Where does the string "Tuesday" appear in the records? Copy each line that holds it.

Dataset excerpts
####################
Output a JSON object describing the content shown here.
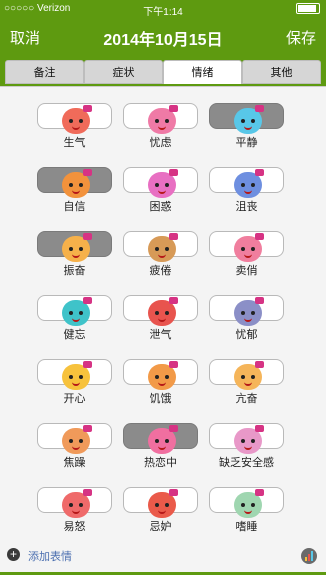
{
  "status_bar": {
    "carrier": "○○○○○ Verizon",
    "time": "下午1:14"
  },
  "nav": {
    "cancel": "取消",
    "title": "2014年10月15日",
    "save": "保存"
  },
  "tabs": [
    {
      "label": "备注",
      "active": false
    },
    {
      "label": "症状",
      "active": false
    },
    {
      "label": "情绪",
      "active": true
    },
    {
      "label": "其他",
      "active": false
    }
  ],
  "emotions": [
    {
      "label": "生气",
      "selected": false,
      "face": "#f06b5a"
    },
    {
      "label": "忧虑",
      "selected": false,
      "face": "#ef7aa6"
    },
    {
      "label": "平静",
      "selected": true,
      "face": "#58c7e8"
    },
    {
      "label": "自信",
      "selected": true,
      "face": "#f2923c"
    },
    {
      "label": "困惑",
      "selected": false,
      "face": "#e86fc2"
    },
    {
      "label": "沮丧",
      "selected": false,
      "face": "#6e8fe0"
    },
    {
      "label": "振奋",
      "selected": true,
      "face": "#f6b14a"
    },
    {
      "label": "疲倦",
      "selected": false,
      "face": "#d79a57"
    },
    {
      "label": "卖俏",
      "selected": false,
      "face": "#f07e9e"
    },
    {
      "label": "健忘",
      "selected": false,
      "face": "#3fc3c9"
    },
    {
      "label": "泄气",
      "selected": false,
      "face": "#e8544e"
    },
    {
      "label": "忧郁",
      "selected": false,
      "face": "#8b8fc7"
    },
    {
      "label": "开心",
      "selected": false,
      "face": "#f7c23c"
    },
    {
      "label": "饥饿",
      "selected": false,
      "face": "#f29a48"
    },
    {
      "label": "亢奋",
      "selected": false,
      "face": "#f5b55a"
    },
    {
      "label": "焦躁",
      "selected": false,
      "face": "#f09a5a"
    },
    {
      "label": "热恋中",
      "selected": true,
      "face": "#f06fa0"
    },
    {
      "label": "缺乏安全感",
      "selected": false,
      "face": "#e898c8"
    },
    {
      "label": "易怒",
      "selected": false,
      "face": "#ef6a6a"
    },
    {
      "label": "忌妒",
      "selected": false,
      "face": "#ea5a4a"
    },
    {
      "label": "嗜睡",
      "selected": false,
      "face": "#9fd6b0"
    }
  ],
  "footer": {
    "add_label": "添加表情"
  },
  "colors": {
    "brand": "#5e9a10",
    "selected_pill": "#8b8b8b"
  }
}
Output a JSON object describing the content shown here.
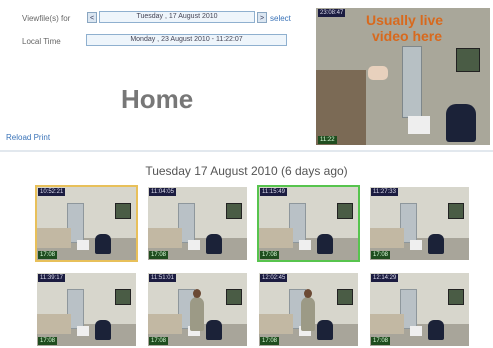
{
  "header": {
    "viewfile_label": "Viewfile(s) for",
    "prev_label": "<",
    "date_value": "Tuesday , 17 August 2010",
    "next_label": ">",
    "select_label": "select",
    "localtime_label": "Local Time",
    "localtime_value": "Monday , 23 August 2010 - 11:22:07"
  },
  "page": {
    "title": "Home",
    "reload_label": "Reload",
    "print_label": "Print"
  },
  "live_view": {
    "overlay_line1": "Usually live",
    "overlay_line2": "video here",
    "timestamp_top": "23:08:47",
    "timestamp_bottom": "11:22"
  },
  "day": {
    "heading": "Tuesday 17 August 2010 (6 days ago)"
  },
  "thumbnails": [
    {
      "top_stamp": "10:52:21",
      "bottom_stamp": "17:08",
      "highlight": "yellow",
      "person": false
    },
    {
      "top_stamp": "11:04:05",
      "bottom_stamp": "17:08",
      "highlight": "none",
      "person": false
    },
    {
      "top_stamp": "11:15:49",
      "bottom_stamp": "17:08",
      "highlight": "green",
      "person": false
    },
    {
      "top_stamp": "11:27:33",
      "bottom_stamp": "17:08",
      "highlight": "none",
      "person": false
    },
    {
      "top_stamp": "11:39:17",
      "bottom_stamp": "17:08",
      "highlight": "none",
      "person": false
    },
    {
      "top_stamp": "11:51:01",
      "bottom_stamp": "17:08",
      "highlight": "none",
      "person": true
    },
    {
      "top_stamp": "12:02:45",
      "bottom_stamp": "17:08",
      "highlight": "none",
      "person": true
    },
    {
      "top_stamp": "12:14:29",
      "bottom_stamp": "17:08",
      "highlight": "none",
      "person": false
    }
  ],
  "colors": {
    "link": "#3a73b8",
    "overlay_text": "#d8691d",
    "highlight_yellow": "#e8c05a",
    "highlight_green": "#57c44e"
  }
}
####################
Answer for this exercise
    "date_value": "Tuesday , 17 August 2010",
    "heading": "Tuesday 17 August 2010 (6 days ago)"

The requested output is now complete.